State wildlife officials Wednesday narrowly approved a network of marine reserves along the Southern California coast.
The 3-2 vote in Santa Barbara by the California Fish and Game Commission bans or restricts fishing in dozens of protected marine areas designed to replenish depleted fish populations and protect marine life.
The regulations come more than a decade after state legislators passed the California Marine Life Protection Act, which was adopted in 1999 to establish a statewide, science-based system of sanctuaries within three miles of the shoreline.
The plan adopted Wednesday spans waters from Point Conception to the Mexican border and was the result of two years of contentious negotiations between recreational anglers and commercial fishing groups wary of losing territory and conservation groups pushing for strict curbs on fishing to preserve marine habitat.
California has led the nation in establishing marine reserves, an idea conceived in response to steep declines in recent decades in populations of rockfish, cod, lobster, abalone and other ocean dwellers despite catch limits and other fishing regulations.
Scientists who helped draft the plan argued that some species could disappear entirely without no-fishing zones in a diverse assortment of underwater canyons, kelp forests, sandy sea floor and rocky reefs.
Commissioner Richard B. Rogers voted for the plan, saying it struck an “elegant balance” between conservation and fishing interests.

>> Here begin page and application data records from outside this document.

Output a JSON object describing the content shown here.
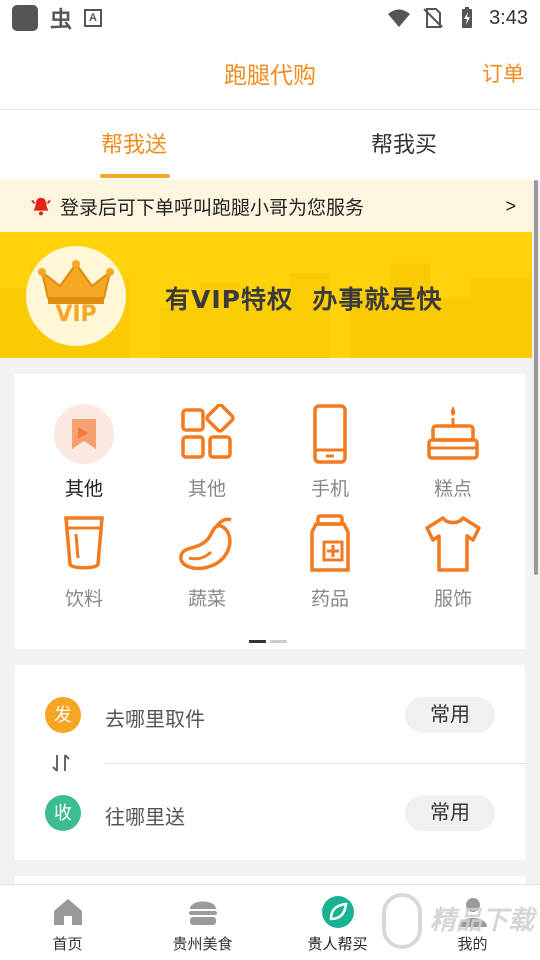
{
  "status_bar": {
    "time": "3:43",
    "icons": [
      "app-square-icon",
      "bug-icon",
      "a-box-icon",
      "wifi-icon",
      "no-sim-icon",
      "battery-charging-icon"
    ]
  },
  "header": {
    "title": "跑腿代购",
    "orders_link": "订单"
  },
  "tabs": [
    {
      "label": "帮我送",
      "active": true
    },
    {
      "label": "帮我买",
      "active": false
    }
  ],
  "notice": {
    "text": "登录后可下单呼叫跑腿小哥为您服务",
    "arrow": ">",
    "icon": "alarm-bell-icon"
  },
  "vip_banner": {
    "badge_text": "VIP",
    "slogan": "有VIP特权  办事就是快",
    "icon": "crown-icon"
  },
  "categories": [
    {
      "label": "其他",
      "icon": "bookmark-icon",
      "active": true
    },
    {
      "label": "其他",
      "icon": "grid-shapes-icon",
      "active": false
    },
    {
      "label": "手机",
      "icon": "phone-icon",
      "active": false
    },
    {
      "label": "糕点",
      "icon": "cake-icon",
      "active": false
    },
    {
      "label": "饮料",
      "icon": "cup-icon",
      "active": false
    },
    {
      "label": "蔬菜",
      "icon": "eggplant-icon",
      "active": false
    },
    {
      "label": "药品",
      "icon": "medicine-bottle-icon",
      "active": false
    },
    {
      "label": "服饰",
      "icon": "tshirt-icon",
      "active": false
    }
  ],
  "pagination": {
    "pages": 2,
    "current": 1
  },
  "address": {
    "pickup": {
      "badge": "发",
      "text": "去哪里取件",
      "common_label": "常用"
    },
    "dropoff": {
      "badge": "收",
      "text": "往哪里送",
      "common_label": "常用"
    }
  },
  "bottom_nav": [
    {
      "label": "首页",
      "icon": "home-icon",
      "active": false
    },
    {
      "label": "贵州美食",
      "icon": "burger-icon",
      "active": false
    },
    {
      "label": "贵人帮买",
      "icon": "leaf-circle-icon",
      "active": true
    },
    {
      "label": "我的",
      "icon": "user-icon",
      "active": false
    }
  ],
  "watermark": "精品下载",
  "colors": {
    "accent": "#f08c1e",
    "vip_yellow": "#ffd30a",
    "pickup_badge": "#f5a623",
    "dropoff_badge": "#3dbd8d",
    "nav_active": "#19b393"
  }
}
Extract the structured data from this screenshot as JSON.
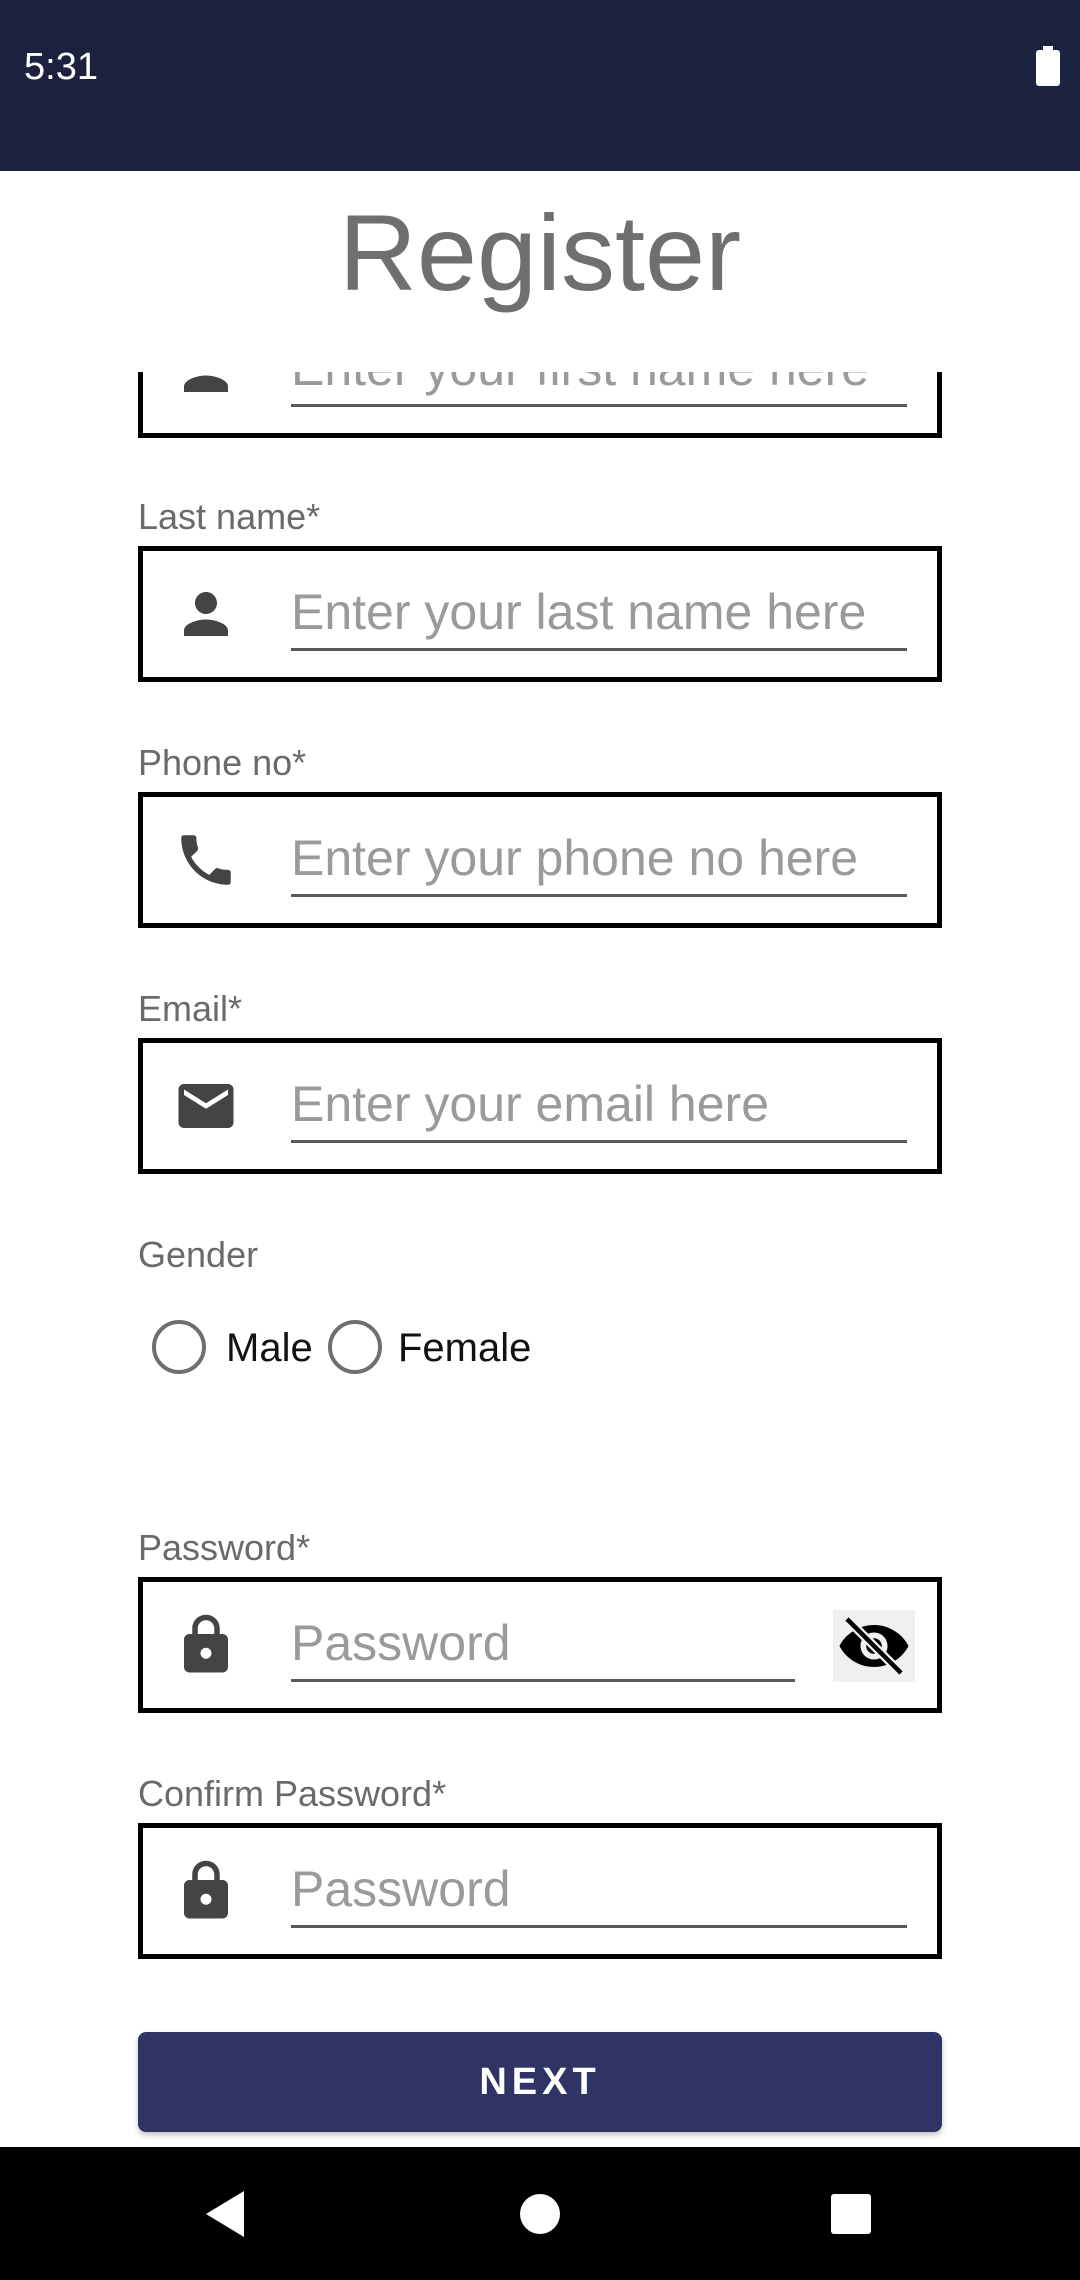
{
  "status_bar": {
    "time": "5:31",
    "battery_icon": "battery-full-icon"
  },
  "page": {
    "title": "Register"
  },
  "form": {
    "first_name": {
      "icon": "person-icon",
      "placeholder": "Enter your first name here"
    },
    "last_name": {
      "label": "Last name*",
      "icon": "person-icon",
      "placeholder": "Enter your last name here"
    },
    "phone": {
      "label": "Phone no*",
      "icon": "phone-icon",
      "placeholder": "Enter your phone no here"
    },
    "email": {
      "label": "Email*",
      "icon": "mail-icon",
      "placeholder": "Enter your email here"
    },
    "gender": {
      "label": "Gender",
      "options": [
        "Male",
        "Female"
      ]
    },
    "password": {
      "label": "Password*",
      "icon": "lock-icon",
      "placeholder": "Password",
      "toggle_icon": "visibility-off-icon"
    },
    "confirm_password": {
      "label": "Confirm Password*",
      "icon": "lock-icon",
      "placeholder": "Password"
    },
    "next_label": "NEXT"
  },
  "nav_bar": {
    "back_icon": "back-triangle-icon",
    "home_icon": "home-circle-icon",
    "recents_icon": "recents-square-icon"
  },
  "colors": {
    "status_bar": "#1d2140",
    "button": "#2f3464",
    "title": "#6f6f6f"
  }
}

“The overarching goal is to return California to the sustainable abundance I observed growing up,” the long-time scuba diver said.